Prior to 1983, Alan worked as Director of Product Development for Inland Craft Products, where he was named Vice President in 1982. While at Inland, he developed an assembly line, designed a national trade-show booth, oversaw show logistics, and acted as company spokesperson, engaging in national and international sales calls.

Fine Detail

Alan Kaniarz commits to impeccable craftsmanship

This article, by Karen Vazquez, was featured in a recent issue of Ambassador Magazine. Click on thumbnail below to see larger version of the image

Alan Kaniarz is something of a mad scientist. Upon entering his massive 6000-square-foot workshop, you are greeted by the woody smell of saw-dust and the heady scents of stain and varnish. With twinkling eyes and a bevy of antiques and wood planks behind him, the moment you step into his shop, the madness is apparent – in a very good way.

Kaniarz is the mastermind behind AK Services Inc., a woodworking shop located in the Russell Industrial Center in Detroit.
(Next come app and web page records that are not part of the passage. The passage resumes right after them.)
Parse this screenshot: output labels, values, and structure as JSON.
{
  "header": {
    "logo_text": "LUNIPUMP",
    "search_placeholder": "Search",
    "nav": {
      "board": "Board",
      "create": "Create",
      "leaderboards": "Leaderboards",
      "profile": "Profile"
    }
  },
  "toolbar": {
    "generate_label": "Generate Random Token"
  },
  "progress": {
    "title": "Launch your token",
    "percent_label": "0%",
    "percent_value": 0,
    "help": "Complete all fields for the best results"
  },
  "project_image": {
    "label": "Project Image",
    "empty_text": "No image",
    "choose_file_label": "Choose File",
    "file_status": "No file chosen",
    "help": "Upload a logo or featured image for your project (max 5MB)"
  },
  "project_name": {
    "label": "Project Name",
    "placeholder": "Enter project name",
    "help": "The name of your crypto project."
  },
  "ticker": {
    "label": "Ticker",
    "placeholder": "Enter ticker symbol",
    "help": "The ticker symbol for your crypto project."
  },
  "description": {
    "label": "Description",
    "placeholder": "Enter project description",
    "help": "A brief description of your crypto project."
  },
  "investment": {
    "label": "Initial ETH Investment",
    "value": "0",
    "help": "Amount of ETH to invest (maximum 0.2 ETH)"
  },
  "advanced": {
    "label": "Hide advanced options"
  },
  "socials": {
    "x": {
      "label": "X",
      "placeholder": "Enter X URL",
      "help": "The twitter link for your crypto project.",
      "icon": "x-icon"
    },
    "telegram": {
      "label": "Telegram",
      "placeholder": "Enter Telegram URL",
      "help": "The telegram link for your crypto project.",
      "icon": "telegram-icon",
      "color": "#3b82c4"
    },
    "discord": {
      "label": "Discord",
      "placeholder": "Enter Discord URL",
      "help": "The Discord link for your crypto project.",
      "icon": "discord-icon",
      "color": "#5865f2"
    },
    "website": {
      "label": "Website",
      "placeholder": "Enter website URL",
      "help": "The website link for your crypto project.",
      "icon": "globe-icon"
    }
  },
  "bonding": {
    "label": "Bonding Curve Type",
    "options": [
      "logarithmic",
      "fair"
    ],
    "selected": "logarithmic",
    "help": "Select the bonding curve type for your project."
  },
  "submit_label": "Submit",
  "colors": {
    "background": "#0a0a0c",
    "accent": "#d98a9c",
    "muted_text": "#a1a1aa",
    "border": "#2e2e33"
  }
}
From there, the company offers design services, custom doors, stained glass, antiques and custom cabinetry that would put almost any modern cabinet to shame.

Kaniarz sets himself apart from other woodworking shops in the area by specializing in inset door and drawer cabinetry and stained glass fabrication and repair.

By way of dedication to his art, Kaniarz has come across a few once-in-a-lifetime opportunities, most recently the chance to re-create furniture for the Turkel-Benbow House, a Frank Lloyd Wright creation on 7 Mile in Detroit.

He’s even found Maranti wood and re-created the exact color of the stain used throughout the rest of the house.

Of course, he had to obtain original blueprints from the Frank Lloyd Wright Foundation and only received permission to produce a limited number for the home, but all of that is just a glorious detail for this man on a mission.

“It’s kind of a sickness,” Kaniarz says, glancing up at the cluster of vintage lamps overhead. All o the lights, some Tiffany, are in various stages of repair, all to be painstakingly restored to their original splendor. “But that’s what this is really about – attention to detail.”

He isn’t kidding. In the recent creation of a Miter Mullion bookcase for a client, Kaniarz used antique hinges, screws and even glass to highlight true Arts and Crafts period details.

Yes, it may have taken between 15 and 20 hours for him and his employees to make three, but who’s counting when it comes to craftsmanship?

AK Services Inc. does not mass produce anything. Kaniarz, an adjunct faculty member at the College for Creative Studies Foundations Department, can’t produce cabinets at the speed of light, but he finds great pleasure in taking his time. “I like the freedom to pursue what I want to do,” he says.

That kind of meticulous commitment to craftsmanship is what makes his 24-year-old company one of Detroit’s premier woodworking shops.